Task objective: Below are records. Copy every line with "value" in it.

Records from a data source:
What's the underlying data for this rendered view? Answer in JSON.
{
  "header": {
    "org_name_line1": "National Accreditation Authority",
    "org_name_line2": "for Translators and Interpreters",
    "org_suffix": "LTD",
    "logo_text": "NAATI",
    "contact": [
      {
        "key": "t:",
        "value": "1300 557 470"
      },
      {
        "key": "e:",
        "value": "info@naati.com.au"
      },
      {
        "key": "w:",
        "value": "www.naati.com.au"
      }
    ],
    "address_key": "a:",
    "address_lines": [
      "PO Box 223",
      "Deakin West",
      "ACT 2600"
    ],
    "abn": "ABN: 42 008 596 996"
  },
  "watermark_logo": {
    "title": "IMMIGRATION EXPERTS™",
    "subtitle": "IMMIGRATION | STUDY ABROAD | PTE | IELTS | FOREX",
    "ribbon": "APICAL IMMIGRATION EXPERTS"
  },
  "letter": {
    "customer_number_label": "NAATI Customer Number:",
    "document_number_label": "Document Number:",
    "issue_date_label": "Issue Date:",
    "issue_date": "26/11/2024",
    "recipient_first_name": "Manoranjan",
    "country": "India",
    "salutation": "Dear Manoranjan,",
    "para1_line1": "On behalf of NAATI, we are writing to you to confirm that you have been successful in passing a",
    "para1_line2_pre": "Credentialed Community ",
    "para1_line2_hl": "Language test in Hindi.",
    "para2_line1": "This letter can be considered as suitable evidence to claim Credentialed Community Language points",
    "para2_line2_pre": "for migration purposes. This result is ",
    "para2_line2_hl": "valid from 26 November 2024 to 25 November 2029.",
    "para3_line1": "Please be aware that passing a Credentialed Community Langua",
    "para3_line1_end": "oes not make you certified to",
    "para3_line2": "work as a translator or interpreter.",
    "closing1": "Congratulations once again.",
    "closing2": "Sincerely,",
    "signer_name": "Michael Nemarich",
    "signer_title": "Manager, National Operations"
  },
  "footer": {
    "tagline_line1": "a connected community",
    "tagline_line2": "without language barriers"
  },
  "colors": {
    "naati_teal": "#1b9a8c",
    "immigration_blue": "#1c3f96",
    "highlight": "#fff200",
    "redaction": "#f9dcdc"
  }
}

The completed task:
        "value": "1300 557 470"
        "value": "info@naati.com.au"
        "value": "www.naati.com.au"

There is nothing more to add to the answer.